This is why MLB should have constructed some kind of bubble and had teams all play in one contained area, similar to the NBA. While NBA players are basically located in Fort Knox and most team owners can sleep well at night, MLB club owners have to hold their collective breaths and hope that players are committed enough to the 60-game task.
Having players travel between games, to different cities, was a risky dynamic from the jump. Those concerns have now become a thorn in the side of MLB and a potential season obliterator.
COVID-19 within Baseball:
Eduardo Rodriguez gets COVID
Juan Soto tests positive for COVID
Marlins have 14 people test positive for COVID & home opener is cancelled
Yankees vs Phillies canceled
Why does baseball not have a bubble? Oh wait… they had that idea in Arizona 🤔 pic.twitter.com/51u7NJmilS
— Taylor Ringold (@TaylorRingold) July 27, 2020
A total of 14 members of the Miami Marlins, including 12 players and two coaches, have tested positive for COVID-19 while in Philadelphia, ESPN’s Jeff Passan reported Monday morning.

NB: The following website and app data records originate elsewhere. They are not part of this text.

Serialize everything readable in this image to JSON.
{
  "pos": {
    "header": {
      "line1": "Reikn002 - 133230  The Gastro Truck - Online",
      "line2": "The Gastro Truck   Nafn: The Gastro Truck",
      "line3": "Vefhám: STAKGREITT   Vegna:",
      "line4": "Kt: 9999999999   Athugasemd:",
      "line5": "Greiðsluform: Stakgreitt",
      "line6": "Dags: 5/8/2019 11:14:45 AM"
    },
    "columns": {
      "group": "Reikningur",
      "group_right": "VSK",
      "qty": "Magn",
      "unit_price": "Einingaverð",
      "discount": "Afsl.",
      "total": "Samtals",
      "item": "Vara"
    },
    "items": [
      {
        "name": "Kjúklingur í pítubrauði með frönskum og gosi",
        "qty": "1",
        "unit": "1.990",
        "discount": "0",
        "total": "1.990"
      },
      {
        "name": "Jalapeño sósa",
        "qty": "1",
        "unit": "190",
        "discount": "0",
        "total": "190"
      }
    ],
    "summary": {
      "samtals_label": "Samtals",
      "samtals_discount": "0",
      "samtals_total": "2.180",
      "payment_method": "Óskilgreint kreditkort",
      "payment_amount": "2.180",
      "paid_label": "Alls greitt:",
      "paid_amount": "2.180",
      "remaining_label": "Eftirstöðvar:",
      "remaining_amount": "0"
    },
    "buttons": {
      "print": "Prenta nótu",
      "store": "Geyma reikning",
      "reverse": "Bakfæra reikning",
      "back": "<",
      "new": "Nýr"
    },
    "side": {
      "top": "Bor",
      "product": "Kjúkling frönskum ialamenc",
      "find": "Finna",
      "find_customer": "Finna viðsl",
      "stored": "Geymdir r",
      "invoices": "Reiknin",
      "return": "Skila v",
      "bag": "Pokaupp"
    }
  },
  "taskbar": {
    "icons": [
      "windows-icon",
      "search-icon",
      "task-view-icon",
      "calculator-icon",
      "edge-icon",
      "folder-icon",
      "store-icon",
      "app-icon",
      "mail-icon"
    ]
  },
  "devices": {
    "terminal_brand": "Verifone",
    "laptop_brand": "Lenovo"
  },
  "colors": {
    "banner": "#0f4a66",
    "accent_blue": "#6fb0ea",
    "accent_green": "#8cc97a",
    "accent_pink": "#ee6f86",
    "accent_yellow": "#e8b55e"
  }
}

Eight more players and two coaches with the Miami Marlins have tested positive for COVID-19, as an outbreak has spread throughout their clubhouse and brought the total of cases in recent days to at least 14, sources familiar with the situation tell me and @JesseRogersESPN.
— Jeff Passan (@JeffPassan) July 27, 2020
Since Sunday, when four players including pitcher Jose Urena tested positive, the number has spread to 14 and it is now a mini epidemic.
The Marlins completed a series against the Philadelphia Phillies on Sunday and were set to fly home to Miami (A COVID hot spot right now) on Monday. However, their flight home was canceled, WPVI-TV learned.
The team has also canceled their home opener against the Baltimore Orioles, originally scheduled for Monday night. The Marlins outbreak also affects the Yankees-Phillies series. The Yankees were set to visit Philadelphia tonight for a two-game series at Citizens Bank, but that series has been postponed.
The latest round of COVIS-19 infections opens up another can of worms about whether or not the MLB season can even be completed based on the health risks.
Adding to the difficulty in containing the virus is irresponsible behavior by players. Clippers player Lou Williams showed what kind of cooky decisions players make by leaving the NBA Bubble and going to Magic City strip club with his rapper friend to “get some wings.”
It was a prime example of a player who is just not responsible enough to actually pull this off.
Risked it All: Lou Williams Leaves NBA Bubble For Lapdance Lallygagging At Magic City https://t.co/dy7xd1Qk0J
— Hot 107.9 Atlanta (@hot1079atl) July 27, 2020
Once the players leave their baseball environment, unlike the NBA, they have more freedom in moving around and aren’t as restricted to one area. The traveling speaks for itself.
NFL training camps begin tomorrow and the league has already sent a memo to the NFLPA warning them that players will face disciplinary action if they engage in high-risk activities and contract COVID. They might even be docked pay. With 80 or 90 players, plus staff on each team to track, the league has an almost impossible task ahead.
MLB Is At A Cross Roads
Under MLB guidelines, the players will be isolated from the team until they test negative twice at least 24 hours apart, show no symptoms for 72 hours and receive approval from team doctors.
There will be more positive tests. Once Nationals player Juan Soto tested positive, it seems like the floodgates of infection were open.
— #SportsUnfiltered (@sprtsunfiltered) July 26, 2020
The 101-page 2020 Operations manual contains an endless list of conditions and precautions designed to limit infection.
It doesn’t however, account for the human element. The few players who would risk it all for personal satisfaction. It’s impossible to measure how big a role rules infractions play in the spread of COVID-19. There are so many moving parts.
In Cincinnati, Reds second baseman Mike Moustakas and center fielder Nick Senzel felt sick Sunday, a day after a teammate went on the injured list because he tested positive for COVID-19.
According to ABC13 in Houston, some Marlins players were concerned and texted each other about the team’s health issues before Sunday’s game, but there was no talk of declining to play, shortstop Miguel Rojas said.
“That was never our mentality,” Rojas said. “We knew this could happen at some point. We came to the ballpark ready to play.”
The Marlins played exhibition games at Atlanta on Tuesday and Wednesday against the Braves, who have lost catchers, Tyler Flowers and Travis d’Arnaud, after both players showed symptoms of COVID-19.
As long as there are irresponsible people refusing to listen to scientists and doctors, the virus will continue to spread. Let’s hope baseball can counter with some stricter measures for players or this season might not make it. Not because of COVID-19 but because of stupidity.